I made a cut in the neck (to separate the head in the case of making blend shapes for animation) and the back of the neck. The ears were done separately to make sure they'd unfold well on the face. The inner lip was cut to remove it independently. And the usual cuts were done: the trunk in two halves cut by the sides, the extremities, and the hands into two parts.
I wasn’t sure about doing a complete body render, and I recommend to do complete UVs for the whole body to avoid potential problems in the future. I made a quick color base to do some rough renders and to see some results quickly. The sooner the better.
I made the eyes and the crystallines starting with a sphere, with the pupil extruded inside. I placed the teeth in position. I made the texture borders cut in the back for the eyes, so they would not be seen.
The tabs were made with a subdivided plane, I created an alpha channel in Adobe Photoshop and applied it with transparency so the texture could be touched up easily and quickly.
For the hair, I first created a geometric base so that I'd have a basic volume. Then, I converted some of the edges of that geometric base to curves which I modified to give it the shape I wanted. Those curves would be used to assign the hair. Since the problem of the hair was so long, I had to use "Curves/Rebuild" for the segments of each curve into 15 or more to create more points. This way, I could modify the curvature easily.
I started using XGen to gain volume but in the end, as I decided to make a static render, I created an nHair system and adapted the values to what I needed. After that, I assigned the hair system to the curves. You have the nHair menu in the FX menu set. From there, you can create hair and assign the hair system into the selection.
From the attribute editor, I modified the attributes of the hair system as hairs per clump, the sub-segments, the clump, and the scale, allowing me to continue modifying each curve by vertex control. It's an easy way to comb the hairstyle.
The most complicated thing was to give it the shape of the strands since the hair was so long, and also making sure the hair resembled the original design.
TEXTURES AND SHADERS
For the textures, I painted a base colour in ZBrush, then continued in Photoshop. The moment it needed more work was when I was finishing the skin, I wanted to avoid a "whitewashing" texture because Pocahontas has an evidently dark complexion. So after trying several color tones for the texture, I used one that I considered the closest to her skin in the render. I also added some freckles.

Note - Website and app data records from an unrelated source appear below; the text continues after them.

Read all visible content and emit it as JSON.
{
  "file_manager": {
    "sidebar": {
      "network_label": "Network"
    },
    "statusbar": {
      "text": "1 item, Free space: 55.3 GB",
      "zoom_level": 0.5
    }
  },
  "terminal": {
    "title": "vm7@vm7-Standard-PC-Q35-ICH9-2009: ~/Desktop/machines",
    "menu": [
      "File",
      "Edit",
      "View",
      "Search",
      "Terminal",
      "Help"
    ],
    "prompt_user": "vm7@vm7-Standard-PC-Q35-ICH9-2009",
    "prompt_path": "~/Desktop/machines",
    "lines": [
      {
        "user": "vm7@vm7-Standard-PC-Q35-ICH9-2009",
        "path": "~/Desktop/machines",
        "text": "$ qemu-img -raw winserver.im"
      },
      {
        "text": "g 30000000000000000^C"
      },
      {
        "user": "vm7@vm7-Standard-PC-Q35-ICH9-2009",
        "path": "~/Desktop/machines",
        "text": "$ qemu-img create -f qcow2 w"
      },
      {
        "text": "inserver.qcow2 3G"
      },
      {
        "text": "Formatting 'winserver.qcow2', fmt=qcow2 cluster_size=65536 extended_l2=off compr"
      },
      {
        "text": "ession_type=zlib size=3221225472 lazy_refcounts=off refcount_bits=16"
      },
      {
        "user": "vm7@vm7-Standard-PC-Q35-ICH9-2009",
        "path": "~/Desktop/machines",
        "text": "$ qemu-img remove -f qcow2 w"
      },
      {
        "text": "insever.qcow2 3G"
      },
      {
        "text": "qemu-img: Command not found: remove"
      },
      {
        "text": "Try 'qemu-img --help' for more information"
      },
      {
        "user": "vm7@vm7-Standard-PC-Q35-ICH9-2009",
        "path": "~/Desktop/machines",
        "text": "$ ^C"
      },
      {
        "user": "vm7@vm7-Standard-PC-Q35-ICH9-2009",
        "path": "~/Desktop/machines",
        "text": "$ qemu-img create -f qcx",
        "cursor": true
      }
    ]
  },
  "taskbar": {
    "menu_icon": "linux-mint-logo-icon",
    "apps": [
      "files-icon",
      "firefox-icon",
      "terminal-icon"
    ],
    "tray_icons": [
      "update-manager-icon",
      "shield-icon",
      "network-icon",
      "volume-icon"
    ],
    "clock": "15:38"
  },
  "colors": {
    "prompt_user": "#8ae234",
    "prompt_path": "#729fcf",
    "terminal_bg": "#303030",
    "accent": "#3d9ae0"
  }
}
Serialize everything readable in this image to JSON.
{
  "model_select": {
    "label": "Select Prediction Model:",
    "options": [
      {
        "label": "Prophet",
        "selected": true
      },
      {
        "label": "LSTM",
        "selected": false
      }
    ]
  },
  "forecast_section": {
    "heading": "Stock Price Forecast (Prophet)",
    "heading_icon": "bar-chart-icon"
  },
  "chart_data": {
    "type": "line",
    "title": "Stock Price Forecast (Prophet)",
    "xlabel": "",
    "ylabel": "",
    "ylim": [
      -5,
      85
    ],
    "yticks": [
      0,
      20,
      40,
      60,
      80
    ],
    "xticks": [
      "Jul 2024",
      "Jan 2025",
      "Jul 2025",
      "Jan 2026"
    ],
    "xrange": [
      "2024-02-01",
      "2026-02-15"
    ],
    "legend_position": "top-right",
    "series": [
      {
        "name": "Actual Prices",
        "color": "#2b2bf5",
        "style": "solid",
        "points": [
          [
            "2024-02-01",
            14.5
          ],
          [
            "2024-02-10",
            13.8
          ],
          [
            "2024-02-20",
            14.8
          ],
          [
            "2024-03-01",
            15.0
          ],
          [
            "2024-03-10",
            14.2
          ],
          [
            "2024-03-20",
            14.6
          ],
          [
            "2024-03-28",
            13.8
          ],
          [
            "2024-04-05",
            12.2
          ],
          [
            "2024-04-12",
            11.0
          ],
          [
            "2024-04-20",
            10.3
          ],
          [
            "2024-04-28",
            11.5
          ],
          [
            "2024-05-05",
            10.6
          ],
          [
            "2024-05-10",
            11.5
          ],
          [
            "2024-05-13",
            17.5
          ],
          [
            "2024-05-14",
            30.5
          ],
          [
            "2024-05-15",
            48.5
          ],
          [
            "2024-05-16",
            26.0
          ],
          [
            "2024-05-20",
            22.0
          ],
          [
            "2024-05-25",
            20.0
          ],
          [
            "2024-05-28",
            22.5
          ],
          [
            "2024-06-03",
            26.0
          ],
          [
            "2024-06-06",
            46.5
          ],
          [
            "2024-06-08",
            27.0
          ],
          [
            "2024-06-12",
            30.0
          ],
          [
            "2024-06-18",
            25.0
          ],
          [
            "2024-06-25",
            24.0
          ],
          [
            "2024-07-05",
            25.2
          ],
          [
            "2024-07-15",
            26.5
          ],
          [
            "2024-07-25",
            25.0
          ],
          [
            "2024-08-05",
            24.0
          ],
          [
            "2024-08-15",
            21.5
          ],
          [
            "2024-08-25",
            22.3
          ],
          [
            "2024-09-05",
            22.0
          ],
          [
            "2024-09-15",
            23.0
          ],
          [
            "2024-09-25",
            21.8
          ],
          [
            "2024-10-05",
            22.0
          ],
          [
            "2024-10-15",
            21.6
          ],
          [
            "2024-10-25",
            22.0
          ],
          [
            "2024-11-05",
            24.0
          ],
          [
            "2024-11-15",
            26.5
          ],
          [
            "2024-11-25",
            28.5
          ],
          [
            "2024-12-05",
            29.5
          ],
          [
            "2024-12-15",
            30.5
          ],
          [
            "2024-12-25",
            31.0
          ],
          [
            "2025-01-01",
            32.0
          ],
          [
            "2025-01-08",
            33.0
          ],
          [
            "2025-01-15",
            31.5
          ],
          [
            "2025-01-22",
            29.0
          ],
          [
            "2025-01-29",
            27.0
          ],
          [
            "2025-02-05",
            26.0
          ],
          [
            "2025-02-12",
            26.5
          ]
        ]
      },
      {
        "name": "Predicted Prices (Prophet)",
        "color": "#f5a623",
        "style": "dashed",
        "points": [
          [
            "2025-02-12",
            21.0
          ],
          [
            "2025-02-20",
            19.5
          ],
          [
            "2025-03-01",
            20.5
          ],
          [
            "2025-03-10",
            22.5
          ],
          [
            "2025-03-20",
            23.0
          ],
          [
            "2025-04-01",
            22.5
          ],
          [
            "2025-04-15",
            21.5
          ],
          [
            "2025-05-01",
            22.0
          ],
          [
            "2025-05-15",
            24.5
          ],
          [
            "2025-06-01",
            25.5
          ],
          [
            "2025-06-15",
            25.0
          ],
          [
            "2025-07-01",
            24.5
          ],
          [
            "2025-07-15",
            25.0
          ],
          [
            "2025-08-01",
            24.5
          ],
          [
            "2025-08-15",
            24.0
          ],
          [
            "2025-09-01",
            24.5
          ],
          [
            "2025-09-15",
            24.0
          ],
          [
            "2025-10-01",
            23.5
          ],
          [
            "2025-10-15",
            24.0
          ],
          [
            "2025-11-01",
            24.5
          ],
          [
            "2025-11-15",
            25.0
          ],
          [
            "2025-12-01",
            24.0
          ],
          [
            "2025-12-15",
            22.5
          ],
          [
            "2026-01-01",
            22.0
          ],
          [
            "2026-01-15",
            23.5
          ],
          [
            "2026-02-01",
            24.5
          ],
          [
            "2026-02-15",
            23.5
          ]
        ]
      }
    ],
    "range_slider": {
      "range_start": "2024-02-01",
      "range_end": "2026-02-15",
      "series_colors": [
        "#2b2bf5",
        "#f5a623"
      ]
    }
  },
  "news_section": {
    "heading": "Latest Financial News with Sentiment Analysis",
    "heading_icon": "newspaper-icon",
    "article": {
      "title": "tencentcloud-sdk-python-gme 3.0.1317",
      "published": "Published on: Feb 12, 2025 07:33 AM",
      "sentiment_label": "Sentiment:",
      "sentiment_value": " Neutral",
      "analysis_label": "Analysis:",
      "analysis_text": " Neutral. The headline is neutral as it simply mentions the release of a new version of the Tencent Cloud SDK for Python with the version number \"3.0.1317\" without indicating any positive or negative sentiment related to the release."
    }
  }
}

I darkened the eye diffuse color, so the character looked closer to the original design, in which the eyes have black irises.
For the skin, I used an aiStandardSurface shader with a hand-painted diffuse map, a specular map, and subsurface scattering. I also used a displacement map on the shading node to add more details.
I added a vector displacement map for some details from ZBrush.
There are several combinations of export settings, but to use Arnold for rendering without problems, the compatibility pipeline was used to export the map with the values in vector Displacement Map in FlipAndSwitch and Tangent FlipAndSwitch. You can find it in the Preferences menu > ImportExport ZBrush. But It depends on the version you have of Maya/Arnold and for that, you have the diagnostic file: It has an option to create diagnostic files based of your export settings in the Tool/Vector Displacement Map sub-palette. These diagnostic files are comprised of an .OBJ file, a diffuse map, and the generated vector displacement map.
For the displacement map to show, I had to go into the main shape tab and add iterations to the Subdivision (Type Catclark) and Maya node setting: file node color space set to raw.
To illuminate the scene, I used an HDRi image applied to an Arnold Ai Skydome Light as my main light. I also added some directional lights for some effects I was looking for, especially the hair rim. I also made small modifications with blendshapes and lattice to the character's pose to give it more appeal on camera and be more natural.
The AA 5 camera was used for rendering. I also made the background with a painted texture simulating the image of the film. I tried it with a bit of fog, but it wasn't quite what I'd expected, so I left it cleaner.